A new study says that people with the least common blood type, AB, are more likely to develop thinking and memory issues that can lead to dementia in later years than people with other blood types.
Study author Mary Cushman from the University of Vermont, College of Medicine in Burlington said, "Our study looks at blood type and risk of cognitive impairment." Those with AB blood were 82 percent more likely to develop memory issues than others.
"Blood type is also related to other vascular conditions like stroke, so the findings highlight the connections between vascular issues and brain health," Cushman added.
The research was part of a larger study (Reasons for Geographic And Racial Differences in Stroke) of more than 30,000 people followed for an average of 3.4 years. People with AB blood type made up 6 percent of the group who developed cognitive impairment, which is higher than the 4 percent found in the population.
The scientists also looked at levels of factor VIII, a protein that helps blood to clot. High levels of factor VIII are linked to higher risk of cognitive impairment and dementia.
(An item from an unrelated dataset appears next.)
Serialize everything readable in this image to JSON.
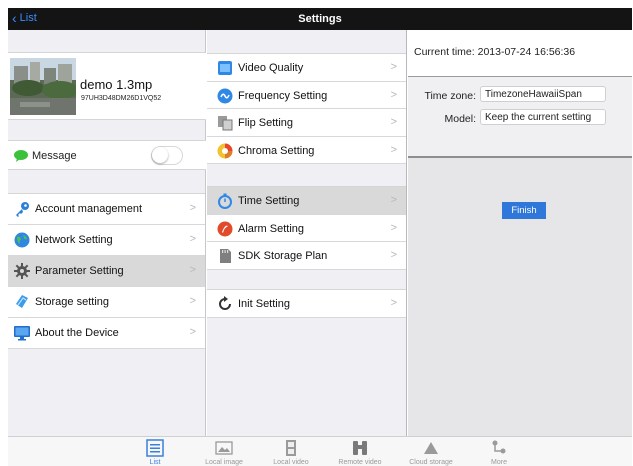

People with AB blood had a higher average level of factor VIII than people with other blood types.
The study appeared in the journal Neurology.